The monthly meetings between IOM and NIH are administrative only. As in "we spent x hours gathering research, the panel meant once by phone for an hour, etc etc." This makes sense because the government certainly has an interest in making sure IOM is actually performing the work they were contracted to do. But those meetings CANNOT include any discussion of what the panel is discussing, what NIH thinks about definition, etc etc.

My takeaway from watching the discussions around this question was a) Lee/Unger/Maier have not actually thought through what coordinating for synergy means in light of these restrictions and b) Dr. Clayton is pretty focused on making sure IOM complies with the policies.
Jennie,

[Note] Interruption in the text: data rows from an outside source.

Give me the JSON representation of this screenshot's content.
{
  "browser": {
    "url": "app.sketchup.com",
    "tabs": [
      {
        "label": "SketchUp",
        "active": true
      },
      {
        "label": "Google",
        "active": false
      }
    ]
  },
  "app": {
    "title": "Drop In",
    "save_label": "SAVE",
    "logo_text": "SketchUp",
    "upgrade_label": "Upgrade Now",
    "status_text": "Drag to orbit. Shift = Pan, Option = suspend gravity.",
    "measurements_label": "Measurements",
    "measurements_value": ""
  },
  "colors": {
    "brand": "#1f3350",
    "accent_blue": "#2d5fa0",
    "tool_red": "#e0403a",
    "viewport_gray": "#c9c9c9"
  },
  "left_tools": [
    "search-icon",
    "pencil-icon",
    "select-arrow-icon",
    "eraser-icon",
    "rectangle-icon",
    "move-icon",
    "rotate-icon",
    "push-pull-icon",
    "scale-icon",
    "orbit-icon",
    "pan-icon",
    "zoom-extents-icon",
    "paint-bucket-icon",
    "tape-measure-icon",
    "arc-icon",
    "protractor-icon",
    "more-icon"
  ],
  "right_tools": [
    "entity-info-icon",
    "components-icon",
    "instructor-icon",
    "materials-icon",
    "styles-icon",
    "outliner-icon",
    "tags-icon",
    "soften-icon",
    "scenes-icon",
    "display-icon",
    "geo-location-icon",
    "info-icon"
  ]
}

Can you explain then, the purpose of NIH's Susan Mayer's lengthy discourse of the entire process of the P2P to the IoM panel?